(Required work):
Nothing in the records below may change; print them all exactly.

(Dataset entries):
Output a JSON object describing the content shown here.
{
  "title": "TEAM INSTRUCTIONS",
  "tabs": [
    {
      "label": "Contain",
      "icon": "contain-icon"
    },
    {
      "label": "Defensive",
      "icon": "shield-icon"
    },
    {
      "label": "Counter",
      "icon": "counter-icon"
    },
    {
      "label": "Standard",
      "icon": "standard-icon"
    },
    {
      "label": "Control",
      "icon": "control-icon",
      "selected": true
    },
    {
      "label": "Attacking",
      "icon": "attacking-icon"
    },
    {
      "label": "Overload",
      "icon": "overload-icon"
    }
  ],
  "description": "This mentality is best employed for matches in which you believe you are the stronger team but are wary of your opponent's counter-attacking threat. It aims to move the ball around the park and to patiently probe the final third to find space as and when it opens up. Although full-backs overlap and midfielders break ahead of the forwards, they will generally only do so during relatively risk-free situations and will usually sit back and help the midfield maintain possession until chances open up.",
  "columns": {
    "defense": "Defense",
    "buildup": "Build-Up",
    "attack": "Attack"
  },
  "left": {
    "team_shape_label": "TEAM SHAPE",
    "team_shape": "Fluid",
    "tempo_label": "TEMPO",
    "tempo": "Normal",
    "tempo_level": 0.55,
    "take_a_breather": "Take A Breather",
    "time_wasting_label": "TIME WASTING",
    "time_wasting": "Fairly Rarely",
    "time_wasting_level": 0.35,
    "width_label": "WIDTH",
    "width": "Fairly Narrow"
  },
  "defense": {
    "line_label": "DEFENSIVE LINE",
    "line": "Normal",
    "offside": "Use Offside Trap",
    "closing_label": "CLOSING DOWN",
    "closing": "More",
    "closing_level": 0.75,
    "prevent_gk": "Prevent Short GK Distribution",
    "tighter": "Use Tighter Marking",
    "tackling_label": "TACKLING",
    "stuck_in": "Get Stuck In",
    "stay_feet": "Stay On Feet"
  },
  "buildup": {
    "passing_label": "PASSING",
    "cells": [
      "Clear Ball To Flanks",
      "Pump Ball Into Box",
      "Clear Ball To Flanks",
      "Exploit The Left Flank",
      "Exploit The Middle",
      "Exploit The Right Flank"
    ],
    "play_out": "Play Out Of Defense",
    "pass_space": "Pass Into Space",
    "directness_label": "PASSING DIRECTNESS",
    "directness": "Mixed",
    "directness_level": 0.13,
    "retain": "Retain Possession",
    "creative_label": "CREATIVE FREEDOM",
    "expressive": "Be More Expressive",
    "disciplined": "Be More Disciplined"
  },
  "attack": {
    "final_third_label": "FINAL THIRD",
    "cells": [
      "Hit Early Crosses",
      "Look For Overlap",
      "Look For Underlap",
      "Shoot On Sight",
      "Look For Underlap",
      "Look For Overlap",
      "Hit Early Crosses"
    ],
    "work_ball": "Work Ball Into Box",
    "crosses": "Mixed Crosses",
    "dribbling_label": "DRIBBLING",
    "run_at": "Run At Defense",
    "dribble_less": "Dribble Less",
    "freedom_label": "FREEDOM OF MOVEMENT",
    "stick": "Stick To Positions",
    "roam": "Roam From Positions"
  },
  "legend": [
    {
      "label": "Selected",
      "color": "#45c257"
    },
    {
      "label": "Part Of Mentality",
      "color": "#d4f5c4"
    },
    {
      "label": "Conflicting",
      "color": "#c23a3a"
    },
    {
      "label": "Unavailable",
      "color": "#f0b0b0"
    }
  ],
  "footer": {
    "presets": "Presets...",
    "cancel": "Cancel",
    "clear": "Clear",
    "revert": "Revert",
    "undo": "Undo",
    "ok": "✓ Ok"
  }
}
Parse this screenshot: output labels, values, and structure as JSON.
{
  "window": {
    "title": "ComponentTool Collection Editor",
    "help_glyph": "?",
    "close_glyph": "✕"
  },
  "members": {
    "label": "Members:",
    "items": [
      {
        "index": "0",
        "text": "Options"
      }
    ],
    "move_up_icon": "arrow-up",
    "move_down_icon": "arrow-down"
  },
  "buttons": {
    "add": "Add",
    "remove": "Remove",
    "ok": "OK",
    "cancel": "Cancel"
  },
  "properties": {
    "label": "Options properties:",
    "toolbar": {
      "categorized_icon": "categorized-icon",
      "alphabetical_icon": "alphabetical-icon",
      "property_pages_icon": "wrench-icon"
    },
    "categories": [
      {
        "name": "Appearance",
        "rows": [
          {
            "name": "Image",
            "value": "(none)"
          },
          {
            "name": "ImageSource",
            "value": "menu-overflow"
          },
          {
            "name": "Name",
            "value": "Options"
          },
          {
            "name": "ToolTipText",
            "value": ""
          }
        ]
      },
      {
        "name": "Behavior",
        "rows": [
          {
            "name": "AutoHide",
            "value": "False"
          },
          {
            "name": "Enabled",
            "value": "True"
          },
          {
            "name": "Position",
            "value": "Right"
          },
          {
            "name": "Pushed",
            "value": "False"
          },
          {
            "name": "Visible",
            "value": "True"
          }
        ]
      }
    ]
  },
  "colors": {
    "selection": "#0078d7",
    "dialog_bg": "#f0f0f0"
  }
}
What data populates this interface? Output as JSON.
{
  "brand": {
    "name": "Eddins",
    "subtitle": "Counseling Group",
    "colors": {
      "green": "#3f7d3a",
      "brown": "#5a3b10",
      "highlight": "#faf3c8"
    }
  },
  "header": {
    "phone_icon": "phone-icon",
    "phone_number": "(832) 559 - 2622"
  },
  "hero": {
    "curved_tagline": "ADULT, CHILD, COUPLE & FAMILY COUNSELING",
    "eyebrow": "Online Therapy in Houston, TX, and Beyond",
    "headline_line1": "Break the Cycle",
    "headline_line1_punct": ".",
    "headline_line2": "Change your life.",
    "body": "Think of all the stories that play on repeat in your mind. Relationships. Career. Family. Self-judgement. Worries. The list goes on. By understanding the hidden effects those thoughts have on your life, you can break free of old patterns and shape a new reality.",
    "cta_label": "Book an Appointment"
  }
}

(Answer to this task):
Output a JSON object describing the content shown here.
{
  "title": "TEAM INSTRUCTIONS",
  "tabs": [
    {
      "label": "Contain",
      "icon": "contain-icon"
    },
    {
      "label": "Defensive",
      "icon": "shield-icon"
    },
    {
      "label": "Counter",
      "icon": "counter-icon"
    },
    {
      "label": "Standard",
      "icon": "standard-icon"
    },
    {
      "label": "Control",
      "icon": "control-icon",
      "selected": true
    },
    {
      "label": "Attacking",
      "icon": "attacking-icon"
    },
    {
      "label": "Overload",
      "icon": "overload-icon"
    }
  ],
  "description": "This mentality is best employed for matches in which you believe you are the stronger team but are wary of your opponent's counter-attacking threat. It aims to move the ball around the park and to patiently probe the final third to find space as and when it opens up. Although full-backs overlap and midfielders break ahead of the forwards, they will generally only do so during relatively risk-free situations and will usually sit back and help the midfield maintain possession until chances open up.",
  "columns": {
    "defense": "Defense",
    "buildup": "Build-Up",
    "attack": "Attack"
  },
  "left": {
    "team_shape_label": "TEAM SHAPE",
    "team_shape": "Fluid",
    "tempo_label": "TEMPO",
    "tempo": "Normal",
    "tempo_level": 0.55,
    "take_a_breather": "Take A Breather",
    "time_wasting_label": "TIME WASTING",
    "time_wasting": "Fairly Rarely",
    "time_wasting_level": 0.35,
    "width_label": "WIDTH",
    "width": "Fairly Narrow"
  },
  "defense": {
    "line_label": "DEFENSIVE LINE",
    "line": "Normal",
    "offside": "Use Offside Trap",
    "closing_label": "CLOSING DOWN",
    "closing": "More",
    "closing_level": 0.75,
    "prevent_gk": "Prevent Short GK Distribution",
    "tighter": "Use Tighter Marking",
    "tackling_label": "TACKLING",
    "stuck_in": "Get Stuck In",
    "stay_feet": "Stay On Feet"
  },
  "buildup": {
    "passing_label": "PASSING",
    "cells": [
      "Clear Ball To Flanks",
      "Pump Ball Into Box",
      "Clear Ball To Flanks",
      "Exploit The Left Flank",
      "Exploit The Middle",
      "Exploit The Right Flank"
    ],
    "play_out": "Play Out Of Defense",
    "pass_space": "Pass Into Space",
    "directness_label": "PASSING DIRECTNESS",
    "directness": "Mixed",
    "directness_level": 0.13,
    "retain": "Retain Possession",
    "creative_label": "CREATIVE FREEDOM",
    "expressive": "Be More Expressive",
    "disciplined": "Be More Disciplined"
  },
  "attack": {
    "final_third_label": "FINAL THIRD",
    "cells": [
      "Hit Early Crosses",
      "Look For Overlap",
      "Look For Underlap",
      "Shoot On Sight",
      "Look For Underlap",
      "Look For Overlap",
      "Hit Early Crosses"
    ],
    "work_ball": "Work Ball Into Box",
    "crosses": "Mixed Crosses",
    "dribbling_label": "DRIBBLING",
    "run_at": "Run At Defense",
    "dribble_less": "Dribble Less",
    "freedom_label": "FREEDOM OF MOVEMENT",
    "stick": "Stick To Positions",
    "roam": "Roam From Positions"
  },
  "legend": [
    {
      "label": "Selected",
      "color": "#45c257"
    },
    {
      "label": "Part Of Mentality",
      "color": "#d4f5c4"
    },
    {
      "label": "Conflicting",
      "color": "#c23a3a"
    },
    {
      "label": "Unavailable",
      "color": "#f0b0b0"
    }
  ],
  "footer": {
    "presets": "Presets...",
    "cancel": "Cancel",
    "clear": "Clear",
    "revert": "Revert",
    "undo": "Undo",
    "ok": "✓ Ok"
  }
}
Parse this screenshot: output labels, values, and structure as JSON.
{
  "window": {
    "title": "ComponentTool Collection Editor",
    "help_glyph": "?",
    "close_glyph": "✕"
  },
  "members": {
    "label": "Members:",
    "items": [
      {
        "index": "0",
        "text": "Options"
      }
    ],
    "move_up_icon": "arrow-up",
    "move_down_icon": "arrow-down"
  },
  "buttons": {
    "add": "Add",
    "remove": "Remove",
    "ok": "OK",
    "cancel": "Cancel"
  },
  "properties": {
    "label": "Options properties:",
    "toolbar": {
      "categorized_icon": "categorized-icon",
      "alphabetical_icon": "alphabetical-icon",
      "property_pages_icon": "wrench-icon"
    },
    "categories": [
      {
        "name": "Appearance",
        "rows": [
          {
            "name": "Image",
            "value": "(none)"
          },
          {
            "name": "ImageSource",
            "value": "menu-overflow"
          },
          {
            "name": "Name",
            "value": "Options"
          },
          {
            "name": "ToolTipText",
            "value": ""
          }
        ]
      },
      {
        "name": "Behavior",
        "rows": [
          {
            "name": "AutoHide",
            "value": "False"
          },
          {
            "name": "Enabled",
            "value": "True"
          },
          {
            "name": "Position",
            "value": "Right"
          },
          {
            "name": "Pushed",
            "value": "False"
          },
          {
            "name": "Visible",
            "value": "True"
          }
        ]
      }
    ]
  },
  "colors": {
    "selection": "#0078d7",
    "dialog_bg": "#f0f0f0"
  }
}
What data populates this interface? Output as JSON.
{
  "brand": {
    "name": "Eddins",
    "subtitle": "Counseling Group",
    "colors": {
      "green": "#3f7d3a",
      "brown": "#5a3b10",
      "highlight": "#faf3c8"
    }
  },
  "header": {
    "phone_icon": "phone-icon",
    "phone_number": "(832) 559 - 2622"
  },
  "hero": {
    "curved_tagline": "ADULT, CHILD, COUPLE & FAMILY COUNSELING",
    "eyebrow": "Online Therapy in Houston, TX, and Beyond",
    "headline_line1": "Break the Cycle",
    "headline_line1_punct": ".",
    "headline_line2": "Change your life.",
    "body": "Think of all the stories that play on repeat in your mind. Relationships. Career. Family. Self-judgement. Worries. The list goes on. By understanding the hidden effects those thoughts have on your life, you can break free of old patterns and shape a new reality.",
    "cta_label": "Book an Appointment"
  }
}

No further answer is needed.